→ Data for processing

□ □ □ □ □ □ □

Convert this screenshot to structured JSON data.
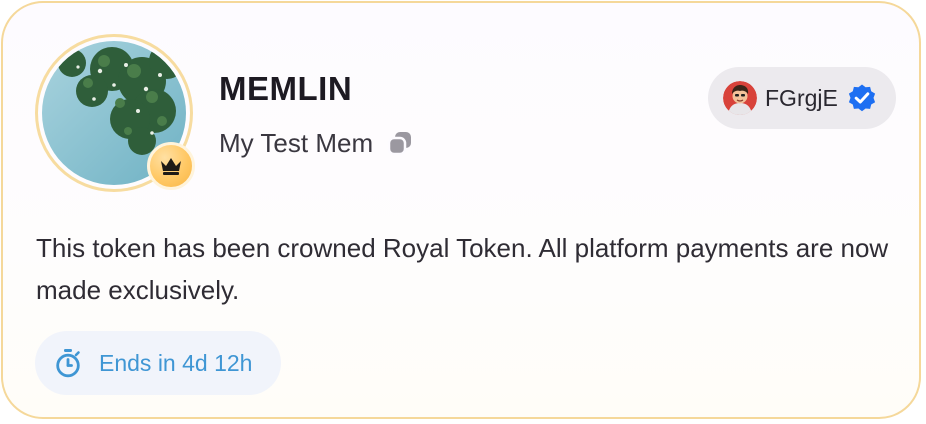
{
  "token": {
    "name": "MEMLIN",
    "description_line": "My Test Mem",
    "avatar_icon": "leafy-tree-photo",
    "badge_icon": "crown-icon"
  },
  "creator": {
    "username": "FGrgjE",
    "verified": true,
    "verified_color": "#1d6ff2",
    "avatar_icon": "user-avatar-icon"
  },
  "message": "This token has been crowned Royal Token. All platform payments are now made exclusively.",
  "timer": {
    "label": "Ends in 4d 12h",
    "icon": "stopwatch-icon",
    "color": "#3f96d4"
  },
  "colors": {
    "card_border": "#f5d89a",
    "crown_badge": "#ffc864",
    "pill_background": "#eceaee",
    "timer_background": "#f1f4fb"
  }
}
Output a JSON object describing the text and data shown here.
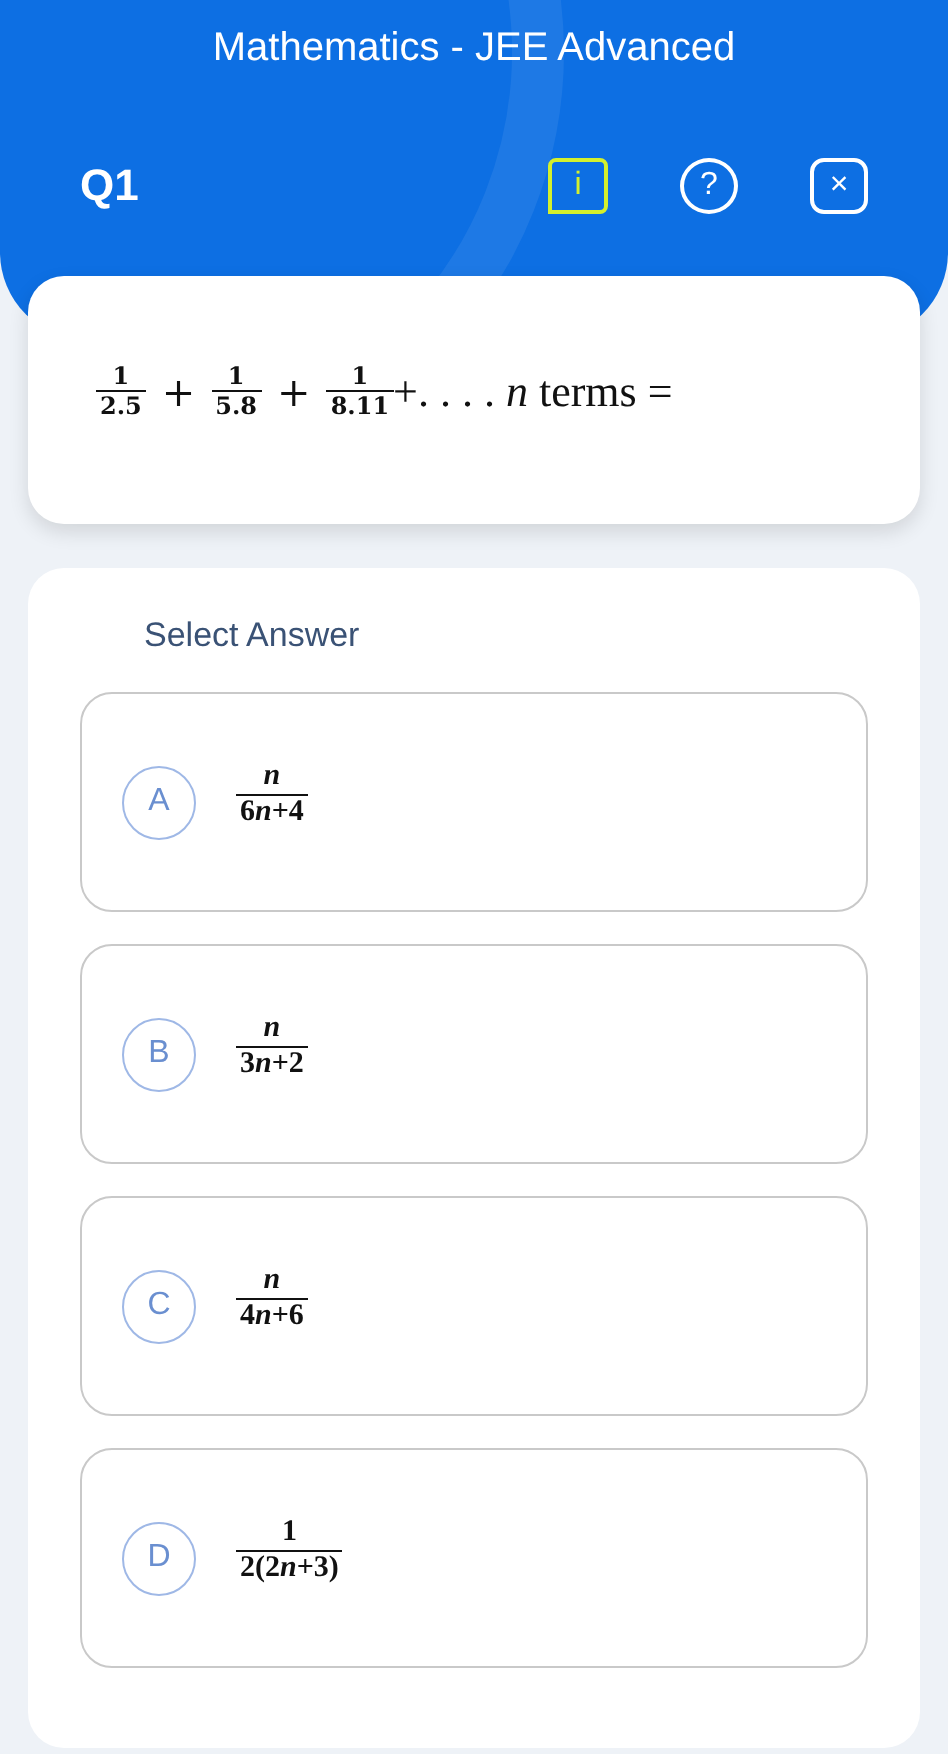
{
  "header": {
    "title": "Mathematics - JEE Advanced",
    "question_number": "Q1",
    "info_icon_text": "i",
    "help_icon_text": "?",
    "close_icon_text": "×"
  },
  "question": {
    "parts": [
      {
        "kind": "frac",
        "num": "1",
        "den": "2.5"
      },
      {
        "kind": "op",
        "text": "+"
      },
      {
        "kind": "frac",
        "num": "1",
        "den": "5.8"
      },
      {
        "kind": "op",
        "text": "+"
      },
      {
        "kind": "frac",
        "num": "1",
        "den": "8.11"
      },
      {
        "kind": "text",
        "text": "+. . . . *n* terms ="
      }
    ]
  },
  "answers": {
    "heading": "Select Answer",
    "options": [
      {
        "letter": "A",
        "num": [
          {
            "kind": "var",
            "text": "n"
          }
        ],
        "den": [
          {
            "kind": "num",
            "text": "6"
          },
          {
            "kind": "var",
            "text": "n"
          },
          {
            "kind": "num",
            "text": "+4"
          }
        ],
        "selected": false
      },
      {
        "letter": "B",
        "num": [
          {
            "kind": "var",
            "text": "n"
          }
        ],
        "den": [
          {
            "kind": "num",
            "text": "3"
          },
          {
            "kind": "var",
            "text": "n"
          },
          {
            "kind": "num",
            "text": "+2"
          }
        ],
        "selected": false
      },
      {
        "letter": "C",
        "num": [
          {
            "kind": "var",
            "text": "n"
          }
        ],
        "den": [
          {
            "kind": "num",
            "text": "4"
          },
          {
            "kind": "var",
            "text": "n"
          },
          {
            "kind": "num",
            "text": "+6"
          }
        ],
        "selected": false
      },
      {
        "letter": "D",
        "num": [
          {
            "kind": "num",
            "text": "1"
          }
        ],
        "den": [
          {
            "kind": "num",
            "text": "2(2"
          },
          {
            "kind": "var",
            "text": "n"
          },
          {
            "kind": "num",
            "text": "+3)"
          }
        ],
        "selected": false
      }
    ]
  }
}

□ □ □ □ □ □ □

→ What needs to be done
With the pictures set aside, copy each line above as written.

→ Written reply
Convert this screenshot to structured JSON data.
{
  "token": {
    "name": "MEMLIN",
    "description_line": "My Test Mem",
    "avatar_icon": "leafy-tree-photo",
    "badge_icon": "crown-icon"
  },
  "creator": {
    "username": "FGrgjE",
    "verified": true,
    "verified_color": "#1d6ff2",
    "avatar_icon": "user-avatar-icon"
  },
  "message": "This token has been crowned Royal Token. All platform payments are now made exclusively.",
  "timer": {
    "label": "Ends in 4d 12h",
    "icon": "stopwatch-icon",
    "color": "#3f96d4"
  },
  "colors": {
    "card_border": "#f5d89a",
    "crown_badge": "#ffc864",
    "pill_background": "#eceaee",
    "timer_background": "#f1f4fb"
  }
}
Output a JSON object describing the text and data shown here.
{
  "header": {
    "title": "Mathematics - JEE Advanced",
    "question_number": "Q1",
    "info_icon_text": "i",
    "help_icon_text": "?",
    "close_icon_text": "×"
  },
  "question": {
    "parts": [
      {
        "kind": "frac",
        "num": "1",
        "den": "2.5"
      },
      {
        "kind": "op",
        "text": "+"
      },
      {
        "kind": "frac",
        "num": "1",
        "den": "5.8"
      },
      {
        "kind": "op",
        "text": "+"
      },
      {
        "kind": "frac",
        "num": "1",
        "den": "8.11"
      },
      {
        "kind": "text",
        "text": "+. . . . *n* terms ="
      }
    ]
  },
  "answers": {
    "heading": "Select Answer",
    "options": [
      {
        "letter": "A",
        "num": [
          {
            "kind": "var",
            "text": "n"
          }
        ],
        "den": [
          {
            "kind": "num",
            "text": "6"
          },
          {
            "kind": "var",
            "text": "n"
          },
          {
            "kind": "num",
            "text": "+4"
          }
        ],
        "selected": false
      },
      {
        "letter": "B",
        "num": [
          {
            "kind": "var",
            "text": "n"
          }
        ],
        "den": [
          {
            "kind": "num",
            "text": "3"
          },
          {
            "kind": "var",
            "text": "n"
          },
          {
            "kind": "num",
            "text": "+2"
          }
        ],
        "selected": false
      },
      {
        "letter": "C",
        "num": [
          {
            "kind": "var",
            "text": "n"
          }
        ],
        "den": [
          {
            "kind": "num",
            "text": "4"
          },
          {
            "kind": "var",
            "text": "n"
          },
          {
            "kind": "num",
            "text": "+6"
          }
        ],
        "selected": false
      },
      {
        "letter": "D",
        "num": [
          {
            "kind": "num",
            "text": "1"
          }
        ],
        "den": [
          {
            "kind": "num",
            "text": "2(2"
          },
          {
            "kind": "var",
            "text": "n"
          },
          {
            "kind": "num",
            "text": "+3)"
          }
        ],
        "selected": false
      }
    ]
  }
}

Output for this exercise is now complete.